**Work task**
Copy every line of the records exactly, without including the images.

**Extracted data**
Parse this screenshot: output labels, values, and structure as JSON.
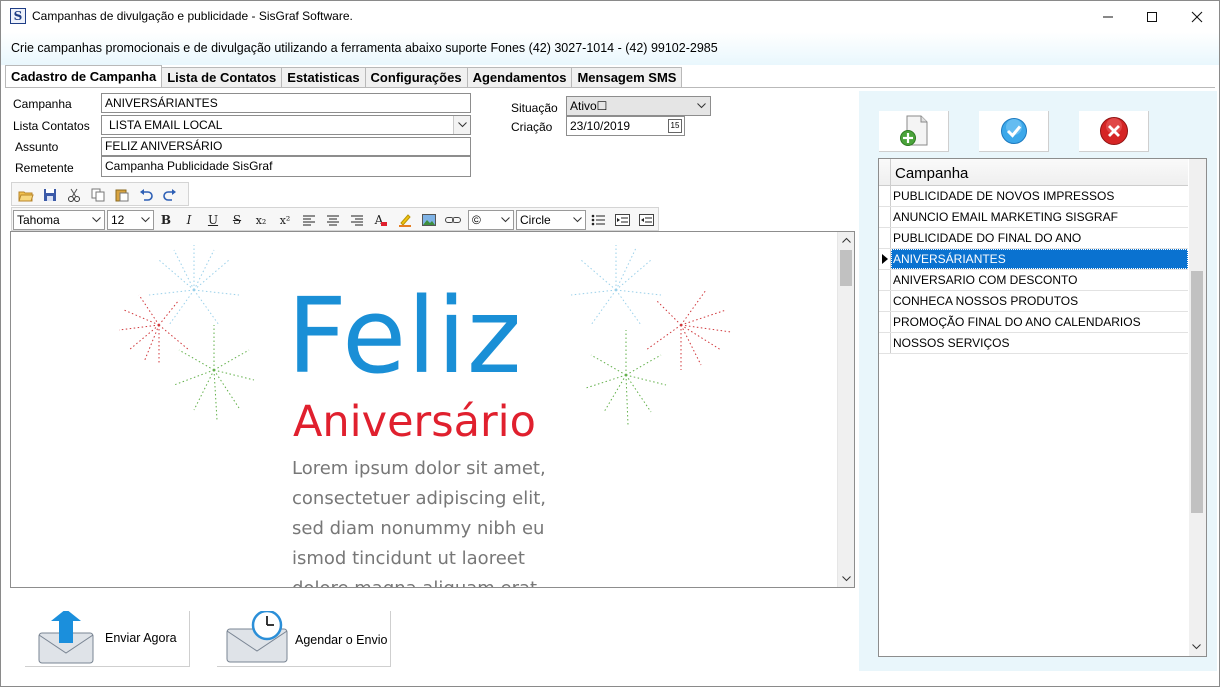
{
  "window": {
    "title": "Campanhas de divulgação e publicidade - SisGraf Software.",
    "icon_letter": "S",
    "controls": [
      "minimize-icon",
      "maximize-icon",
      "close-icon"
    ]
  },
  "banner": {
    "text": "Crie campanhas promocionais e de divulgação utilizando  a ferramenta abaixo  suporte  Fones  (42) 3027-1014 -  (42) 99102-2985"
  },
  "tabs": [
    {
      "label": "Cadastro de Campanha",
      "active": true
    },
    {
      "label": "Lista de Contatos",
      "active": false
    },
    {
      "label": "Estatisticas",
      "active": false
    },
    {
      "label": "Configurações",
      "active": false
    },
    {
      "label": "Agendamentos",
      "active": false
    },
    {
      "label": "Mensagem SMS",
      "active": false
    }
  ],
  "form": {
    "campanha_label": "Campanha",
    "campanha_value": "ANIVERSÁRIANTES",
    "lista_label": "Lista Contatos",
    "lista_value": "LISTA EMAIL LOCAL",
    "assunto_label": "Assunto",
    "assunto_value": "FELIZ ANIVERSÁRIO",
    "remetente_label": "Remetente",
    "remetente_value": "Campanha Publicidade SisGraf",
    "situacao_label": "Situação",
    "situacao_value": "Ativo☐",
    "criacao_label": "Criação",
    "criacao_value": "23/10/2019"
  },
  "editor_toolbar": {
    "font": "Tahoma",
    "size": "12",
    "symbol": "©",
    "list_style": "Circle",
    "icons": [
      "open-icon",
      "save-icon",
      "cut-icon",
      "copy-icon",
      "paste-icon",
      "undo-icon",
      "redo-icon",
      "bold-icon",
      "italic-icon",
      "underline-icon",
      "strikethrough-icon",
      "subscript-icon",
      "superscript-icon",
      "align-left-icon",
      "align-center-icon",
      "align-right-icon",
      "text-color-icon",
      "highlight-icon",
      "image-icon",
      "link-icon",
      "bullet-list-icon",
      "indent-icon",
      "outdent-icon"
    ],
    "labels": {
      "bold": "B",
      "italic": "I",
      "underline": "U",
      "strike": "S",
      "subscript": "x₂",
      "superscript": "x²",
      "text_color": "A"
    }
  },
  "editor_content": {
    "headline": "Feliz",
    "subheadline": "Aniversário",
    "body_lines": [
      "Lorem ipsum dolor sit amet,",
      "consectetuer adipiscing elit,",
      "sed diam nonummy nibh eu",
      "ismod tincidunt ut laoreet",
      "dolore magna aliquam erat"
    ]
  },
  "bottom_buttons": {
    "send_now": "Enviar Agora",
    "schedule": "Agendar o Envio"
  },
  "campaign_grid": {
    "header": "Campanha",
    "rows": [
      "PUBLICIDADE DE NOVOS IMPRESSOS",
      "ANUNCIO EMAIL MARKETING SISGRAF",
      "PUBLICIDADE DO FINAL DO ANO",
      "ANIVERSÁRIANTES",
      "ANIVERSARIO COM DESCONTO",
      "CONHECA NOSSOS PRODUTOS",
      "PROMOÇÃO FINAL DO ANO CALENDARIOS",
      "NOSSOS SERVIÇOS"
    ],
    "selected_index": 3
  },
  "colors": {
    "accent_blue": "#1a8fd6",
    "accent_red": "#e0202e",
    "selection": "#0a72d0",
    "panel_bg": "#e9f6fb"
  }
}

**Exercise result**
Parse this screenshot: output labels, values, and structure as JSON.
{
  "window": {
    "title": "Campanhas de divulgação e publicidade - SisGraf Software.",
    "icon_letter": "S",
    "controls": [
      "minimize-icon",
      "maximize-icon",
      "close-icon"
    ]
  },
  "banner": {
    "text": "Crie campanhas promocionais e de divulgação utilizando  a ferramenta abaixo  suporte  Fones  (42) 3027-1014 -  (42) 99102-2985"
  },
  "tabs": [
    {
      "label": "Cadastro de Campanha",
      "active": true
    },
    {
      "label": "Lista de Contatos",
      "active": false
    },
    {
      "label": "Estatisticas",
      "active": false
    },
    {
      "label": "Configurações",
      "active": false
    },
    {
      "label": "Agendamentos",
      "active": false
    },
    {
      "label": "Mensagem SMS",
      "active": false
    }
  ],
  "form": {
    "campanha_label": "Campanha",
    "campanha_value": "ANIVERSÁRIANTES",
    "lista_label": "Lista Contatos",
    "lista_value": "LISTA EMAIL LOCAL",
    "assunto_label": "Assunto",
    "assunto_value": "FELIZ ANIVERSÁRIO",
    "remetente_label": "Remetente",
    "remetente_value": "Campanha Publicidade SisGraf",
    "situacao_label": "Situação",
    "situacao_value": "Ativo☐",
    "criacao_label": "Criação",
    "criacao_value": "23/10/2019"
  },
  "editor_toolbar": {
    "font": "Tahoma",
    "size": "12",
    "symbol": "©",
    "list_style": "Circle",
    "icons": [
      "open-icon",
      "save-icon",
      "cut-icon",
      "copy-icon",
      "paste-icon",
      "undo-icon",
      "redo-icon",
      "bold-icon",
      "italic-icon",
      "underline-icon",
      "strikethrough-icon",
      "subscript-icon",
      "superscript-icon",
      "align-left-icon",
      "align-center-icon",
      "align-right-icon",
      "text-color-icon",
      "highlight-icon",
      "image-icon",
      "link-icon",
      "bullet-list-icon",
      "indent-icon",
      "outdent-icon"
    ],
    "labels": {
      "bold": "B",
      "italic": "I",
      "underline": "U",
      "strike": "S",
      "subscript": "x₂",
      "superscript": "x²",
      "text_color": "A"
    }
  },
  "editor_content": {
    "headline": "Feliz",
    "subheadline": "Aniversário",
    "body_lines": [
      "Lorem ipsum dolor sit amet,",
      "consectetuer adipiscing elit,",
      "sed diam nonummy nibh eu",
      "ismod tincidunt ut laoreet",
      "dolore magna aliquam erat"
    ]
  },
  "bottom_buttons": {
    "send_now": "Enviar Agora",
    "schedule": "Agendar o Envio"
  },
  "campaign_grid": {
    "header": "Campanha",
    "rows": [
      "PUBLICIDADE DE NOVOS IMPRESSOS",
      "ANUNCIO EMAIL MARKETING SISGRAF",
      "PUBLICIDADE DO FINAL DO ANO",
      "ANIVERSÁRIANTES",
      "ANIVERSARIO COM DESCONTO",
      "CONHECA NOSSOS PRODUTOS",
      "PROMOÇÃO FINAL DO ANO CALENDARIOS",
      "NOSSOS SERVIÇOS"
    ],
    "selected_index": 3
  },
  "colors": {
    "accent_blue": "#1a8fd6",
    "accent_red": "#e0202e",
    "selection": "#0a72d0",
    "panel_bg": "#e9f6fb"
  }
}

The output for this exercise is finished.